My enthusiasm was accordingly dimmed, the drum was stowed in the bag, and only occasionally it came out for sporadic play. But then, I discovered the German Bodhrán Forum in the internet, a true treasure trove with all kinds of news and information on the bodhrán. For instance, there I learned that you could tune down a non-tuneable drum like mine permanently by applying glycerin to the skin. Through the forum, I also was able to contact a player in my region, who not only told me my drum was not so bad after all, but also suggested that I get rid of the drum's crossbar and that I could reduce the strong overtones of my drum simply by taping the skin on the edges with insulating tape. (Caveat: Please be aware that with some cheap drums, taking out the crosspiece can lead to serious deformation of the frame!)

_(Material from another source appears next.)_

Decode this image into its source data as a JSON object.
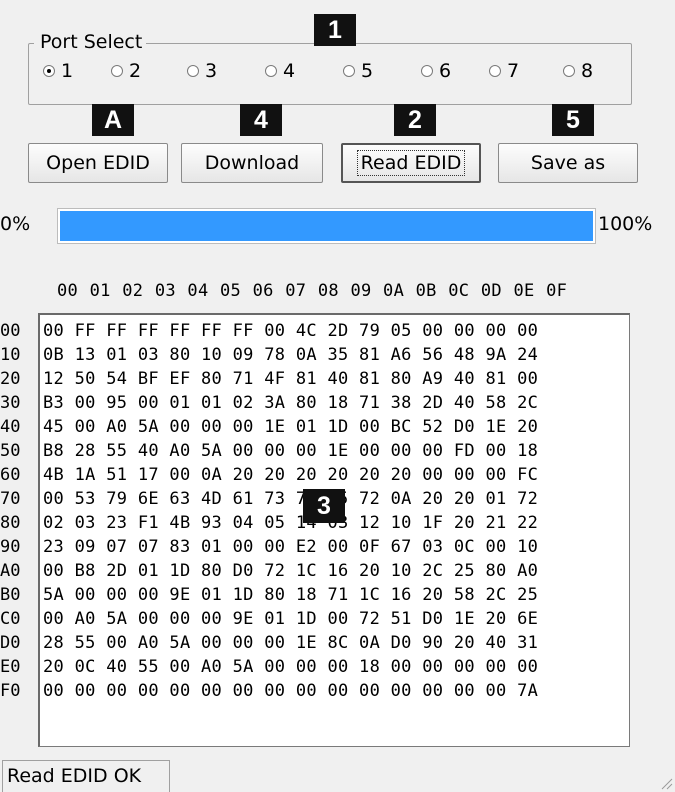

Now the drum indeed sounded considerably better. I was quick to acquire Frank Torpey's Bodhrán CD Rom Tutorial, where I could watch virtual Frank play the drum in little quicktime movies. The CD was another stepping stone for me, even if I didn't fully succeed in mastering the advanced lessons of the tutorial (e.g. triplets). This was the time when I decided to attend a real bodhrán workshop: First, to get hands-on instruction from a real teacher, second, because I now wanted to get a better drum. And I knew drums would be offered for sale at those workshops.

The Bodhrán Weekend in Vollmerz

Thus in September '07, I attended the 12th Bodhrán Weekend in Vollmerz, taught by Rolf Wagels and Guido Plüschke. Drum-wise and also in many other respects a very rewarding experience! Finally, I was taught personally how to properly play the drum, and I was proud to realize that I had already gained a little bodhrán-playing skill beforehand through my practicing. Properly motivated, I got a RWE-Bodhrán made by drum maker Christian Hedwitschak, a few tippers and a pattern collection plus CD for further practising.

Status Quo

The drum not only is gorgeous to look at, it also sounds brilliant. It is a real pleasure to practice with the new instrument. Gone are the times where the old, scratchy drum was packed away in frustration. Now I practice almost every day, if only for a few minutes, unless I am out of town for business. Slow and steady wins the race!


In October '08, I attended the 14th Bodhrán-Weekend, again in Vollmerz. It was then that I bought "the other" Signature Line Drum made by Christian Hedwitschak, the GPS-Bodhrán.